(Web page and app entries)
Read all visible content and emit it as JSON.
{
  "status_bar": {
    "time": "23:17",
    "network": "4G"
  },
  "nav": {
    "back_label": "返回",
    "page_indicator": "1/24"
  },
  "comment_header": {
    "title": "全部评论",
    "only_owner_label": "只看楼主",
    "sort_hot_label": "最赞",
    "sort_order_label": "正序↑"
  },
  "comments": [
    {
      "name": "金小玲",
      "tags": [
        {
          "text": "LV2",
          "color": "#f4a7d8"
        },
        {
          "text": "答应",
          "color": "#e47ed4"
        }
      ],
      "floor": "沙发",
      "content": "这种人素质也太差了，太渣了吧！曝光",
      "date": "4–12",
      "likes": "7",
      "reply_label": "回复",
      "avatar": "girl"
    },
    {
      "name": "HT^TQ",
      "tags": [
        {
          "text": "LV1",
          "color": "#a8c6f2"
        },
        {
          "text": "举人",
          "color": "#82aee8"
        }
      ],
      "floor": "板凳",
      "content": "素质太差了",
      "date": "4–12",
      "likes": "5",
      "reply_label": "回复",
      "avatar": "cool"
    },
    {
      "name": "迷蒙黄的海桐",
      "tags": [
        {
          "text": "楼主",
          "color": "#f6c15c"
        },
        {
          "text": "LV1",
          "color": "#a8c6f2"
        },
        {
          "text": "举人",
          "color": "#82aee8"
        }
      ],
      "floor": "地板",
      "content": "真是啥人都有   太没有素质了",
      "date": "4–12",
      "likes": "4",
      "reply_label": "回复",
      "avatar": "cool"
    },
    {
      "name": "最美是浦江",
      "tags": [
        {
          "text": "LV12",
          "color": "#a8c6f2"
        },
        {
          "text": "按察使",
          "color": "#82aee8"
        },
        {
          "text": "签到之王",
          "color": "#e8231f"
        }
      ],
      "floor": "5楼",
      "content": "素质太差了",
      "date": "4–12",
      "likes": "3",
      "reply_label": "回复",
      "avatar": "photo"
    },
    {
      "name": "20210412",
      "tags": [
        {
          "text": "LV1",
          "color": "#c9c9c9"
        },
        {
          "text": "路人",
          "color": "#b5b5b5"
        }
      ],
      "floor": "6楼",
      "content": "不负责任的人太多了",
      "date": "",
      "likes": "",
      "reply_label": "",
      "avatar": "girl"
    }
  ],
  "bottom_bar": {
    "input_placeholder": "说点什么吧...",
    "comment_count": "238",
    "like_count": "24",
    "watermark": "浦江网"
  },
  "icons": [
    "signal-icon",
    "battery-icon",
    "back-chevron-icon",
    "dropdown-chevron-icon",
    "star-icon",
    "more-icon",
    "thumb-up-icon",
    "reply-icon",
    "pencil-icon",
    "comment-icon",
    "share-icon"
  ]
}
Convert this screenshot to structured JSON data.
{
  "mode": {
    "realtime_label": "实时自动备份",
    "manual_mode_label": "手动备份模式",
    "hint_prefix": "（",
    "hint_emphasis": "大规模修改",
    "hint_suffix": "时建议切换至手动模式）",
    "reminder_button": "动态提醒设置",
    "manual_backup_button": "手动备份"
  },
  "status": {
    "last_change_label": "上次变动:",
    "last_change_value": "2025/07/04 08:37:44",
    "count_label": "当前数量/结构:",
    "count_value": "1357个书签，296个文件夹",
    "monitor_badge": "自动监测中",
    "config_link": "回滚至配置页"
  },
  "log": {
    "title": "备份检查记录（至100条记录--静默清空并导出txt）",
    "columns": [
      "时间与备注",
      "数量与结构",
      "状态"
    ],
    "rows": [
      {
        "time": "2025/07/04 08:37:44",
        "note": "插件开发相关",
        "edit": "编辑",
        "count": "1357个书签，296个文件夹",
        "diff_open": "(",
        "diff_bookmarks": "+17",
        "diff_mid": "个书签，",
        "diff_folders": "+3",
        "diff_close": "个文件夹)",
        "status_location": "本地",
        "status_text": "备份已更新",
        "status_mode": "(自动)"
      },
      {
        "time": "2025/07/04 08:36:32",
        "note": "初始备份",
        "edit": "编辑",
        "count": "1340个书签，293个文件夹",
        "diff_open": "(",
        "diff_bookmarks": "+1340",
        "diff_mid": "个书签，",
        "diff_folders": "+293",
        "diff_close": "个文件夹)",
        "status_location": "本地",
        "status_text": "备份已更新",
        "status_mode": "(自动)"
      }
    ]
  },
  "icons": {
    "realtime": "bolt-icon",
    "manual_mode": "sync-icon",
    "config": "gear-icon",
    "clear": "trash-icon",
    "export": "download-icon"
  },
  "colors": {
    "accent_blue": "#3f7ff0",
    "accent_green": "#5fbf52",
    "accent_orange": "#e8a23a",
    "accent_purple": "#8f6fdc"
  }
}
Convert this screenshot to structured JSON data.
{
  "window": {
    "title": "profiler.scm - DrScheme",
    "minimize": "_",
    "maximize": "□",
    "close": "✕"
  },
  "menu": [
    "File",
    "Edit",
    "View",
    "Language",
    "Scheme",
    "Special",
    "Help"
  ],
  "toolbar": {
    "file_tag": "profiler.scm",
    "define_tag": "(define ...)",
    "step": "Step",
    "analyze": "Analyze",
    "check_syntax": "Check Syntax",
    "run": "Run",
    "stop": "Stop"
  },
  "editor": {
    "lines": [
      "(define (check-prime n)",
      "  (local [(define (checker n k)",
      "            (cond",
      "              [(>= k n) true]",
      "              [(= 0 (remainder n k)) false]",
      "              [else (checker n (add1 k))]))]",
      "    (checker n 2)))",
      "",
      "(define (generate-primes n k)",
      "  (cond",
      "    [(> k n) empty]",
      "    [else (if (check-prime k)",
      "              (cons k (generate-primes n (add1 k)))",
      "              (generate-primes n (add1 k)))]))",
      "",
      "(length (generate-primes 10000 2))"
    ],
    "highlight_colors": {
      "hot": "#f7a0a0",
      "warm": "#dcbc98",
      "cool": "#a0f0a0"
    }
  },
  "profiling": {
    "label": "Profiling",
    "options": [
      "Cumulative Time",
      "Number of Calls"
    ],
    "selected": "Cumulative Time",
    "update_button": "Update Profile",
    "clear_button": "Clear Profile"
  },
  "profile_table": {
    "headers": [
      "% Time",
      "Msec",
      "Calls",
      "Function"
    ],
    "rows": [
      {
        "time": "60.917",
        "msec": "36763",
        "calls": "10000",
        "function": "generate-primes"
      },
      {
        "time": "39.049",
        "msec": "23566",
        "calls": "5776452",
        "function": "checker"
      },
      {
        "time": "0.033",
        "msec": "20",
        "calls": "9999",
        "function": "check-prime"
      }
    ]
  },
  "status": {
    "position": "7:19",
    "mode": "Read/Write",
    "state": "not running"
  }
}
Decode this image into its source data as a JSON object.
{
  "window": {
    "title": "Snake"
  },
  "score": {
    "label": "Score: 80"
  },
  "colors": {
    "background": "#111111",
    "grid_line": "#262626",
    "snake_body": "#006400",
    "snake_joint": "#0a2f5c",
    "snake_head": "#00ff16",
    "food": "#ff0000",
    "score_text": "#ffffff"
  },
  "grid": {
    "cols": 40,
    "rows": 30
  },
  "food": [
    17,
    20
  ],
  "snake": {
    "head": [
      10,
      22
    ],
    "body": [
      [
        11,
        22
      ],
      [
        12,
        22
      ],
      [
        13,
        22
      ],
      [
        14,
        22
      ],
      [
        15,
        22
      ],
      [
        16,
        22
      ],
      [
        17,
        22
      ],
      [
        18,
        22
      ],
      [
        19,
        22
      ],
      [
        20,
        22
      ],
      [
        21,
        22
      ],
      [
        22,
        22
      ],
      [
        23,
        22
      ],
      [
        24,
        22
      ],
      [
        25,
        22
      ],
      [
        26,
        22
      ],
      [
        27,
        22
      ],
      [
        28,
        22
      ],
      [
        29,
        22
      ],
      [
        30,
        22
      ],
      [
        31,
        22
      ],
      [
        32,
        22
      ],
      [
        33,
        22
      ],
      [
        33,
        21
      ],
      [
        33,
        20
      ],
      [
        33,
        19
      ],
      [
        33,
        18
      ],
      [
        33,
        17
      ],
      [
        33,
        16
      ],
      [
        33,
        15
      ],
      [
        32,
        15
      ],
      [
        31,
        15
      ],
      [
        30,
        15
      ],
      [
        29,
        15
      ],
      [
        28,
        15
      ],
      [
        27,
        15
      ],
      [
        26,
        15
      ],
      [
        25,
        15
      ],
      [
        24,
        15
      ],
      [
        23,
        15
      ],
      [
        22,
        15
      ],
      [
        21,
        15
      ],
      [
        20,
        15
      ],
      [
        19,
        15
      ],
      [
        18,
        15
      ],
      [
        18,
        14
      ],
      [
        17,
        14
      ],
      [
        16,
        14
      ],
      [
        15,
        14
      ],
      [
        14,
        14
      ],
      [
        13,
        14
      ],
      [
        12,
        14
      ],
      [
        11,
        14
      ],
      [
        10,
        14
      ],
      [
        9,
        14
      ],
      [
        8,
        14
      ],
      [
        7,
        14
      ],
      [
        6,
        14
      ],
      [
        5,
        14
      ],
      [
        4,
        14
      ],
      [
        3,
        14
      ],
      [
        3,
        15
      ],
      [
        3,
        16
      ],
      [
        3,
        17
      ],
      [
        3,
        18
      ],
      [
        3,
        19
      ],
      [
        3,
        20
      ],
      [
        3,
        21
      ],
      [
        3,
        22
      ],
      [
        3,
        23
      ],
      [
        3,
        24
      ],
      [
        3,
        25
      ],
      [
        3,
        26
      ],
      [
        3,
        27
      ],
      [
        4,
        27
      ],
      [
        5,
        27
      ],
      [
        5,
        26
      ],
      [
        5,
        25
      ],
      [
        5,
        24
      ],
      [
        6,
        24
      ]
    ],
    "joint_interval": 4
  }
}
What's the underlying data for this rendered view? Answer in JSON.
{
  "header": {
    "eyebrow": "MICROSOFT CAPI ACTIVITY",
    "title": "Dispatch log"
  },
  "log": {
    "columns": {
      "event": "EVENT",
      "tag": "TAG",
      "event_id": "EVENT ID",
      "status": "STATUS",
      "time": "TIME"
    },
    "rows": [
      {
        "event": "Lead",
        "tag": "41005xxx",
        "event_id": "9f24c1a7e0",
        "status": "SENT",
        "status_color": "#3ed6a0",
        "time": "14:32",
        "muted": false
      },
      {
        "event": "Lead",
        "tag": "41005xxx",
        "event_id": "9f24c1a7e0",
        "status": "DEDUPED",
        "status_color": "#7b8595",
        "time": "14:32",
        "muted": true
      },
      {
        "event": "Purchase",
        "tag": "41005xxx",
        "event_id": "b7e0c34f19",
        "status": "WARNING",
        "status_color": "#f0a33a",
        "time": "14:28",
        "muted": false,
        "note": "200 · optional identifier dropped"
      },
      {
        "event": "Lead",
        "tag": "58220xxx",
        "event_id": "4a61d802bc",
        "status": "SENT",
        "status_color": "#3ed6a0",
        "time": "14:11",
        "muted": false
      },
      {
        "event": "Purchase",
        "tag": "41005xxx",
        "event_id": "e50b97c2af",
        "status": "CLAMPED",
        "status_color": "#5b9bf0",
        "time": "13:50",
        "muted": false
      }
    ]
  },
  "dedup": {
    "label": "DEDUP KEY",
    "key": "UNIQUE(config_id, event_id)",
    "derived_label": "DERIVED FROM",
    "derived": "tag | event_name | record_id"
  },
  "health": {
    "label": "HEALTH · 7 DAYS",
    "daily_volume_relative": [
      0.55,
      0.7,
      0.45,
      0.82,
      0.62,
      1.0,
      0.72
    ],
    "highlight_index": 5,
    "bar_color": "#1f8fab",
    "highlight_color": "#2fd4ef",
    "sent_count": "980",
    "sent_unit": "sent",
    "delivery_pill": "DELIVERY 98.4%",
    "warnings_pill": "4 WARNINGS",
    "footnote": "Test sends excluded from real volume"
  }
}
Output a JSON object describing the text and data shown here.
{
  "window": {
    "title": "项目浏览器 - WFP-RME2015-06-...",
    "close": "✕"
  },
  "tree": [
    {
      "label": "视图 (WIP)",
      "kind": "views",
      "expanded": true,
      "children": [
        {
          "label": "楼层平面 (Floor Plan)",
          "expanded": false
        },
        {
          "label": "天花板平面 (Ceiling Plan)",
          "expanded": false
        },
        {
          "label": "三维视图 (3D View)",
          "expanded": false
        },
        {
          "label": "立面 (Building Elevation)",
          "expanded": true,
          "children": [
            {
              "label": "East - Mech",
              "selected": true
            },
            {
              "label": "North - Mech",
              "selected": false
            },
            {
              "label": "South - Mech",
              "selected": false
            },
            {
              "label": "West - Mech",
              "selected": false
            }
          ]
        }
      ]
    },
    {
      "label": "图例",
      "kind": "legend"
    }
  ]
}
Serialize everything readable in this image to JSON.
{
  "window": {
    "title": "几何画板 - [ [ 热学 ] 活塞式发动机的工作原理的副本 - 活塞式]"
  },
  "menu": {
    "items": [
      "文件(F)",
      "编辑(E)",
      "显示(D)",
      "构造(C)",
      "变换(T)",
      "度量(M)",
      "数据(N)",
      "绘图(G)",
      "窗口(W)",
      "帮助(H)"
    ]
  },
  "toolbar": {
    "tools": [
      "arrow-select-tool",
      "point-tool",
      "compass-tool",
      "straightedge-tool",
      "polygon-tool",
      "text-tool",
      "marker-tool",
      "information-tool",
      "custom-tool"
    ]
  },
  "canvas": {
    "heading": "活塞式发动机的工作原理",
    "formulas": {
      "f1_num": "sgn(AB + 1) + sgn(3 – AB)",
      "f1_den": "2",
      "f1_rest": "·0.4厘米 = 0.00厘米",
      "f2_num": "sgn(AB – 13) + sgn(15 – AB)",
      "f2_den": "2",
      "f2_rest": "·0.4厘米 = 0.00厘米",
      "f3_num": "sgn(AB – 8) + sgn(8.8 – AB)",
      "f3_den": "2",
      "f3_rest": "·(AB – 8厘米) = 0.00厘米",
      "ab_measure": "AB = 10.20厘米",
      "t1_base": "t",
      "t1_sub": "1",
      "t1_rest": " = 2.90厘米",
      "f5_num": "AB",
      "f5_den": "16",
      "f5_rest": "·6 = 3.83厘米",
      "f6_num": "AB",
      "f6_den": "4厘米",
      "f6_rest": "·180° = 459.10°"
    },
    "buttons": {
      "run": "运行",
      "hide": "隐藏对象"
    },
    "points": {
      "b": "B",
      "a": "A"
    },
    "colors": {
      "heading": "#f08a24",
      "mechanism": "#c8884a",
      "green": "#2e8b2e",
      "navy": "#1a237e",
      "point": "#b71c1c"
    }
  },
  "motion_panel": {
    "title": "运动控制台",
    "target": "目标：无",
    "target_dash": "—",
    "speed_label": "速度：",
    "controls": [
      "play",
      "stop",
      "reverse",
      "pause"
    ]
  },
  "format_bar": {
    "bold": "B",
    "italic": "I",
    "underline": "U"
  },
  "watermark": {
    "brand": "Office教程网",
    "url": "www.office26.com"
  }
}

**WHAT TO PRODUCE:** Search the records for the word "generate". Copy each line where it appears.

**THE ANSWER:**
      "(define (generate-primes n k)",
      "              (cons k (generate-primes n (add1 k)))",
      "              (generate-primes n (add1 k)))]))",
      "(length (generate-primes 10000 2))"
        "function": "generate-primes"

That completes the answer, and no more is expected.